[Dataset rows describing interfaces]
=== Begin Enclosure ===

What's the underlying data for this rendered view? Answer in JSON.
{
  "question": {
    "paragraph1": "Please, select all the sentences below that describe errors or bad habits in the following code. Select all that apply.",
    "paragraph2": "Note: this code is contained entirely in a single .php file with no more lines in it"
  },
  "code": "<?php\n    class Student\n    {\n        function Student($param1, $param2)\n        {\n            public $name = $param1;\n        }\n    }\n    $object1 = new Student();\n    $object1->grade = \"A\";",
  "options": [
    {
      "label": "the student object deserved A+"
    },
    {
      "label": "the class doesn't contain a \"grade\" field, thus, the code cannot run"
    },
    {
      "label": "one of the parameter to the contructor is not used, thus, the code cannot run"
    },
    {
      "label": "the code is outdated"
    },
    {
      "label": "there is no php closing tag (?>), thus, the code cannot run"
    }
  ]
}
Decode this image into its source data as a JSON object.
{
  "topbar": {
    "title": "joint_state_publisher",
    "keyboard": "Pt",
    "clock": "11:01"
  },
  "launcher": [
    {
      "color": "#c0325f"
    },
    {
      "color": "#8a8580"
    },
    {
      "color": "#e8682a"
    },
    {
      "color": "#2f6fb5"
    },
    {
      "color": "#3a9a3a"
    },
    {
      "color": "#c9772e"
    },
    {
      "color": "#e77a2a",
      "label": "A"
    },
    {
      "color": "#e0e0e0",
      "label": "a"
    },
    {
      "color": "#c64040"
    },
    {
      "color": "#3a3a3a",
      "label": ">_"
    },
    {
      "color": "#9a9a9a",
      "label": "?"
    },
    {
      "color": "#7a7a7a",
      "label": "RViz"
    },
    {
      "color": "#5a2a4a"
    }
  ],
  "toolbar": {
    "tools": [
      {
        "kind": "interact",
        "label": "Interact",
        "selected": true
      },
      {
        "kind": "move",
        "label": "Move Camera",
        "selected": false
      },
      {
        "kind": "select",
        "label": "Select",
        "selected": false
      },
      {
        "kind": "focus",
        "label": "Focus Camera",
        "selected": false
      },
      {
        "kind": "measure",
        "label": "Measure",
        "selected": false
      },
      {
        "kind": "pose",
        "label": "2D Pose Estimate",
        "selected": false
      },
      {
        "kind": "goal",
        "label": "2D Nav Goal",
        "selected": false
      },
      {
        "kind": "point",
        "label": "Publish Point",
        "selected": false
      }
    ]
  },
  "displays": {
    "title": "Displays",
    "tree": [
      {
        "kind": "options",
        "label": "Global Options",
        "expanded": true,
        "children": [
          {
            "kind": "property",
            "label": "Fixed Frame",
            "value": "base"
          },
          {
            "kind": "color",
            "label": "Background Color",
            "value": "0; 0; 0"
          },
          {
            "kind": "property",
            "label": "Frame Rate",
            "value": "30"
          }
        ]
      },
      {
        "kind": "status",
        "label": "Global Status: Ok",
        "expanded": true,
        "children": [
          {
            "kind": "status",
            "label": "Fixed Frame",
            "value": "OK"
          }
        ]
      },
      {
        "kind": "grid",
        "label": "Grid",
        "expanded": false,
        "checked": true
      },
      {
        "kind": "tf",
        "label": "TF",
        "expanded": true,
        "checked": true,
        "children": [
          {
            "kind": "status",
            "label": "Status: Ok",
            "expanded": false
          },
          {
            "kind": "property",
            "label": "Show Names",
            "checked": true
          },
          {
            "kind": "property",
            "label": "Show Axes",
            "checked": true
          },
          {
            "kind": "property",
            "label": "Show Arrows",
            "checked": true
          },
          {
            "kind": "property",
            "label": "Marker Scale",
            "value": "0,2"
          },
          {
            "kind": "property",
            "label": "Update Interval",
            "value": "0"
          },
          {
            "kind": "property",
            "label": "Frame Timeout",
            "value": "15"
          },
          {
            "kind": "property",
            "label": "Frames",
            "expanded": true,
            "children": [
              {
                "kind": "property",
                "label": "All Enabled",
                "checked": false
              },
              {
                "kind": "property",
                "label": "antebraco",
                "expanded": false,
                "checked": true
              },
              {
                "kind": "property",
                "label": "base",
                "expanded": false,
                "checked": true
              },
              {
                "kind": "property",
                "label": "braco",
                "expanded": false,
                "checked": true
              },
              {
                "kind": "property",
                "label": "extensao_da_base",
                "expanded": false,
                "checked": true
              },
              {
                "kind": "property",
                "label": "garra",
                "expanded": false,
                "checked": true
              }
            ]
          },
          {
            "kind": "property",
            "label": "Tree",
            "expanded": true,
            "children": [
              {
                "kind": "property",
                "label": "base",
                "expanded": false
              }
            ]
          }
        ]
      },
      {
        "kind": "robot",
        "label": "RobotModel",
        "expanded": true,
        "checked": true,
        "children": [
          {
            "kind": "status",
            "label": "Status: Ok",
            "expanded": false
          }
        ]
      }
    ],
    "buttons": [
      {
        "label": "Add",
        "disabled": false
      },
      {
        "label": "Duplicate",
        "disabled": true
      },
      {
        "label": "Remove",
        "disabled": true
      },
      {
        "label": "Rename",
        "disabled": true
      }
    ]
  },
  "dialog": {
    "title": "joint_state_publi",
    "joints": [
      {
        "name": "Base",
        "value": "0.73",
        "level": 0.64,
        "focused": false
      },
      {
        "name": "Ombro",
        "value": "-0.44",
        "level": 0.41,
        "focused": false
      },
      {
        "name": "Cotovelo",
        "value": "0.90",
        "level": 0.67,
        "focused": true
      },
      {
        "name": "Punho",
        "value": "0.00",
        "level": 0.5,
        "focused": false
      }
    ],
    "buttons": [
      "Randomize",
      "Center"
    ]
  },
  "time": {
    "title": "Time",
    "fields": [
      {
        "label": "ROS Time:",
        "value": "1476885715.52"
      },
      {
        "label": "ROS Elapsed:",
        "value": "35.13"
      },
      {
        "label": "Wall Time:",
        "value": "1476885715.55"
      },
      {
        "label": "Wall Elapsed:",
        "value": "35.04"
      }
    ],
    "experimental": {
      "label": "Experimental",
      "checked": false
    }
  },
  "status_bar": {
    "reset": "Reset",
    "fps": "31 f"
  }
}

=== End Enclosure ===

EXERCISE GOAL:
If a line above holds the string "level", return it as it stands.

REPLY:
        "level": 0.64,
        "level": 0.41,
        "level": 0.67,
        "level": 0.5,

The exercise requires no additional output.